Problem details
Every line of the material below should be output exactly as written, with the images skipped.

Extracted data

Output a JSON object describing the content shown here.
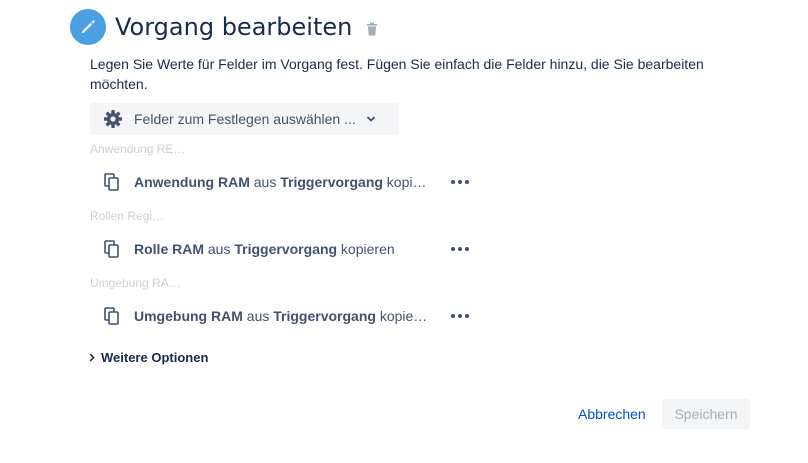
{
  "header": {
    "title": "Vorgang bearbeiten",
    "icon": "pencil-icon",
    "delete_icon": "trash-icon"
  },
  "description": "Legen Sie Werte für Felder im Vorgang fest. Fügen Sie einfach die Felder hinzu, die Sie bearbeiten möchten.",
  "field_select": {
    "label": "Felder zum Festlegen auswählen ...",
    "icon": "gear-icon"
  },
  "fields": [
    {
      "label": "Anwendung RE…",
      "value_lead": "Anwendung RAM",
      "value_mid": " aus ",
      "value_source": "Triggervorgang",
      "value_tail": " kopie…"
    },
    {
      "label": "Rollen Regi…",
      "value_lead": "Rolle RAM",
      "value_mid": " aus ",
      "value_source": "Triggervorgang",
      "value_tail": " kopieren"
    },
    {
      "label": "Umgebung RA…",
      "value_lead": "Umgebung RAM",
      "value_mid": " aus ",
      "value_source": "Triggervorgang",
      "value_tail": " kopie…"
    }
  ],
  "more_options": "Weitere Optionen",
  "actions": {
    "cancel": "Abbrechen",
    "save": "Speichern"
  },
  "colors": {
    "accent_icon_bg": "#4ba1e0",
    "link": "#0052cc",
    "text": "#172b4d",
    "disabled_text": "#a5adba"
  }
}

Task result
Output a JSON object describing the content shown here.
{
  "header": {
    "title": "Vorgang bearbeiten",
    "icon": "pencil-icon",
    "delete_icon": "trash-icon"
  },
  "description": "Legen Sie Werte für Felder im Vorgang fest. Fügen Sie einfach die Felder hinzu, die Sie bearbeiten möchten.",
  "field_select": {
    "label": "Felder zum Festlegen auswählen ...",
    "icon": "gear-icon"
  },
  "fields": [
    {
      "label": "Anwendung RE…",
      "value_lead": "Anwendung RAM",
      "value_mid": " aus ",
      "value_source": "Triggervorgang",
      "value_tail": " kopie…"
    },
    {
      "label": "Rollen Regi…",
      "value_lead": "Rolle RAM",
      "value_mid": " aus ",
      "value_source": "Triggervorgang",
      "value_tail": " kopieren"
    },
    {
      "label": "Umgebung RA…",
      "value_lead": "Umgebung RAM",
      "value_mid": " aus ",
      "value_source": "Triggervorgang",
      "value_tail": " kopie…"
    }
  ],
  "more_options": "Weitere Optionen",
  "actions": {
    "cancel": "Abbrechen",
    "save": "Speichern"
  },
  "colors": {
    "accent_icon_bg": "#4ba1e0",
    "link": "#0052cc",
    "text": "#172b4d",
    "disabled_text": "#a5adba"
  }
}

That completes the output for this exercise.